Description of the task -
Using the records underneath, tally the lines where the word "true" appears and please give only the count.

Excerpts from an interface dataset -
----

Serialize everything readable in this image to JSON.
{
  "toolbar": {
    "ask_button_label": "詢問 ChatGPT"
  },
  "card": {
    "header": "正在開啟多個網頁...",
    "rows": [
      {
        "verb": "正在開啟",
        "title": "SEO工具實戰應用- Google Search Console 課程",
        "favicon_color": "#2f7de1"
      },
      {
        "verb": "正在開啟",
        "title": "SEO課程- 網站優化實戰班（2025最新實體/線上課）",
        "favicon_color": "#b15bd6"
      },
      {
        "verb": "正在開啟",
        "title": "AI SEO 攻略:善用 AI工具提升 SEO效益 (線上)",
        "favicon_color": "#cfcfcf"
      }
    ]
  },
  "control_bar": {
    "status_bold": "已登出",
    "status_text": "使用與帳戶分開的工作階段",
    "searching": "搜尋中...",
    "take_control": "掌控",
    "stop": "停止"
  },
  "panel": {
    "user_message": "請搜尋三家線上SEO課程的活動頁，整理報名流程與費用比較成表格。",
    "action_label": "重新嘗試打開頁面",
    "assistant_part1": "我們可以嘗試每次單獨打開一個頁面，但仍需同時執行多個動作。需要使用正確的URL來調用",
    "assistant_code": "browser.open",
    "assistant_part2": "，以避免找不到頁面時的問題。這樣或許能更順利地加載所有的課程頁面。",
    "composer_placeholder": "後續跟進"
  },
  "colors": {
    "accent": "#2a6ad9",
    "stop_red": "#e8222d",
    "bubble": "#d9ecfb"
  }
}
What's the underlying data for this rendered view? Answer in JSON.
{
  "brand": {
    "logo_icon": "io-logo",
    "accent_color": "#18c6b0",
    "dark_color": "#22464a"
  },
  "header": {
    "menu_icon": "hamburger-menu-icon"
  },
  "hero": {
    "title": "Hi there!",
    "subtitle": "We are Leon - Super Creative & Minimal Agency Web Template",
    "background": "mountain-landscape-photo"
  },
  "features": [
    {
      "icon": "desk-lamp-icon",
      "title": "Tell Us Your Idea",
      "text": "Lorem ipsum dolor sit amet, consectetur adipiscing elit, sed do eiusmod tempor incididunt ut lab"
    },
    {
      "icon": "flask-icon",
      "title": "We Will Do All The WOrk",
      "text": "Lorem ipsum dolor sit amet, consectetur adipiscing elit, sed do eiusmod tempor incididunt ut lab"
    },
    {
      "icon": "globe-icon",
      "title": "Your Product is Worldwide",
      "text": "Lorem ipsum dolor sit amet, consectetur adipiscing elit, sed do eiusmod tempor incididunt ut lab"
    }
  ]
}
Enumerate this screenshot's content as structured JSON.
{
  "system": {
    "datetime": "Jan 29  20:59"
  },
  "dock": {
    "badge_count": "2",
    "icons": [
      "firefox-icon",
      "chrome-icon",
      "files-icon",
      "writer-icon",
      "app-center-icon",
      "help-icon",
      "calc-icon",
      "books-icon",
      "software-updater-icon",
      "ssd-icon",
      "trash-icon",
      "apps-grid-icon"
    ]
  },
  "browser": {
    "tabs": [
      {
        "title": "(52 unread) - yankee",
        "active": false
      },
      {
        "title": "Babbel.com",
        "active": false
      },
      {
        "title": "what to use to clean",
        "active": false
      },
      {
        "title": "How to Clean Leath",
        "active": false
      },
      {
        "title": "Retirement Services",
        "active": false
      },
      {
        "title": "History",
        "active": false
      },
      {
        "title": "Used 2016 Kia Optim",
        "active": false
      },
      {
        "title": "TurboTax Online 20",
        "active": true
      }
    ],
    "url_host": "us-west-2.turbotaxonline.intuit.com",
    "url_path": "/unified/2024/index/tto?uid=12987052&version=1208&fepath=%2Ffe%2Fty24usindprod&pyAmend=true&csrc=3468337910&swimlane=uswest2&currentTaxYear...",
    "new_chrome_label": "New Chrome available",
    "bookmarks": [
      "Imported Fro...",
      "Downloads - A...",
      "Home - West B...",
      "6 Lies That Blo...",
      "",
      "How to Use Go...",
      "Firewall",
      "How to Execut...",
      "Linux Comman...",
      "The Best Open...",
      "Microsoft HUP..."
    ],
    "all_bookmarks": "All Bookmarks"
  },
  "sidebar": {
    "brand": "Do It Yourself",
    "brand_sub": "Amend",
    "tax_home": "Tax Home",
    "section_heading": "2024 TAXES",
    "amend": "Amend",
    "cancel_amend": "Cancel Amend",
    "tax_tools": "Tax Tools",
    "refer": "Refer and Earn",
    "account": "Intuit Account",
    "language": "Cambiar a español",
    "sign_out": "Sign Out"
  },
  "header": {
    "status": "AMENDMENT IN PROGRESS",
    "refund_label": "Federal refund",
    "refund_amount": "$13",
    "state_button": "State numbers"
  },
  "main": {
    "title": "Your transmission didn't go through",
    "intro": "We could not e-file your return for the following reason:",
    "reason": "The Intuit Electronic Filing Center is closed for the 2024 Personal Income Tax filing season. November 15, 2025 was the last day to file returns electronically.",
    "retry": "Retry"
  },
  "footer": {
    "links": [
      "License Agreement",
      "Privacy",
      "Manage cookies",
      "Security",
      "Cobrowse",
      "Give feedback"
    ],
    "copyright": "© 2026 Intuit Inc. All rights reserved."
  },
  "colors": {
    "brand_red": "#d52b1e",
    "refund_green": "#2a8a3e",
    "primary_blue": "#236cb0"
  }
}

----

Answer area -
2